3. Keep it Moist
I make sure my skin is moisturised well at all times. It might seem like a bad idea to moisturise: people can get paranoid about greasing up their skin and think that moisturiser will cause their acne to get worse. Actually it's quite the opposite. You NEED moisture. Dry skin is unhappy skin; it will produce extra sebum to try and fix itself and extra sebum equals extra acne. The trick (which might require a bit of trial and error) is to find a moisturiser which will suit your skin, especially if you have dry areas - it's a myth that acne prone skin is automatically greasy skin, ya know. You want something that is simple and gentle, but not so rich it will block your pores. Things which say 'non comodogenic' are usually good, as they are supposedly not pore-blocking. Things which leave your face still feeling claggy over half an hour later are generally bad - ideally it should disappear into the skin within a few minutes and leave it feeling moisturised, but not greasy. My current favourite is the Superdrug Vitamin E range (again, review coming very soon!).
4. Keep it Clean
This might seem obvious, but nevertheless, I can't stress it enough: DO NOT SLEEP IN YOUR MAKE UP. I don't care how pure and wonderful the packaging claims it is. That make up has been on your face all day long, picking up germs, dust, sweat, debris, grease and dirt, and if you don't take it off before bed it's all going to sit there all night too, having a right old party in your pores, which will more than likely get blocked and infected. Nice. At the risk of sounding like a right old minger, I always used to sleep in my make up and take it off the next morning. I didn't think it made that much difference, but it really does. Now I take it off every night before bed and my skin is so much better for it. If I forget or get lazy for a few days, I soon wish I hadn't!!
5. Check Your Make Up
The day I switched from traditional liquid foundation to mineral powder foundation, my skin all but cheered. It turns out all that make up I was using to hide my acne, was actually part of the problem: I can wear as much powder as I like, but if I drift back to liquid, I get maybe two or three days grace, then dermatological Armageddon occurs. I'm not saying that powder is the holy grail, or that liquid foundation is evil; but everyone's skin is different and it's very possible that certain types of make up, ingredients or additives just don't agree with your face. (Silicones, waxes, fragrances and SPF are just a few things which tend to cause problems for acne sufferers). It's definitely worth looking at the things you put on your face and maybe trying to use different formulations for a while, to see if it helps.
6. Check Your Diet
Studies have shown that a bad diet does not automatically cause acne. However, there is evidence from both clinical trials and observational studies to suggest that diet CAN make existing acne worse. Particular culprits include dairy products, sugar, saturated fats and processed foods, so if you currently eat a lot of these, it might help to cut down. Dairy is definitely a trigger for my skin: the more I eat, the spottier I get, and my skin is definitely better when I avoid junk food!
7. Be Patient
The only thing that Acne does quickly is get worse.

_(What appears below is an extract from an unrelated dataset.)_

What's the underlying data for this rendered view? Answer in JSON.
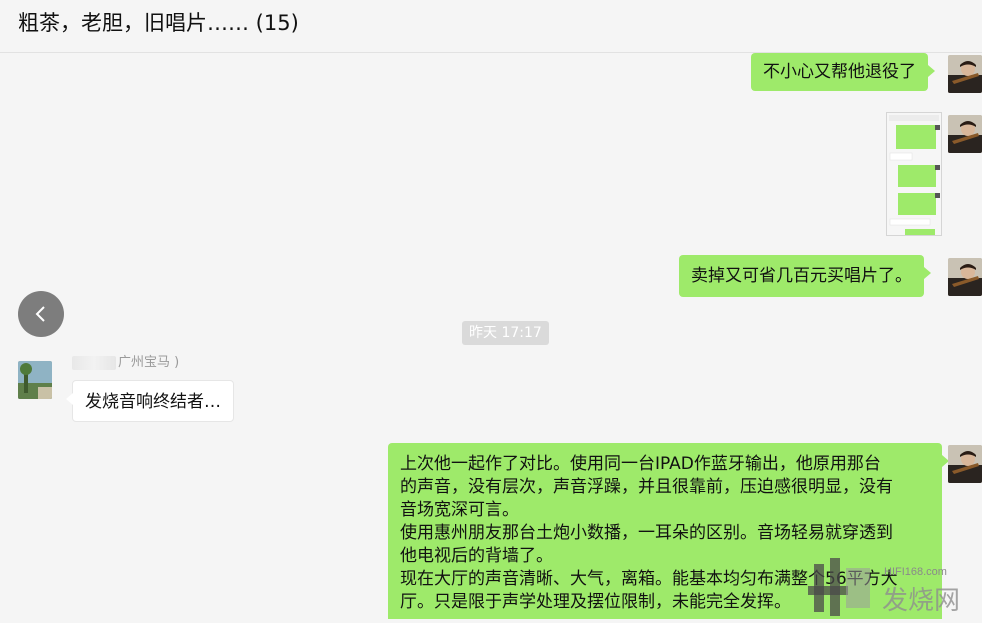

Whatever you try, if it doesn't seem to be doing much, give it a reasonable amount of time before giving up and trying something else: a couple of weeks if it's a cleanser, a couple of months if it's a treatment cream. If you've changed your birth control it may take even longer: it took almost a year for my skin to settle down from the enormous flare up I experienced when I started using the depo injection, though with the implant that I eventually switched to, it only took a few weeks for my skin to normalise. Go figure.
And... that's it! 7 steps to better skin. It worked for me, and I really hope it will help other people too!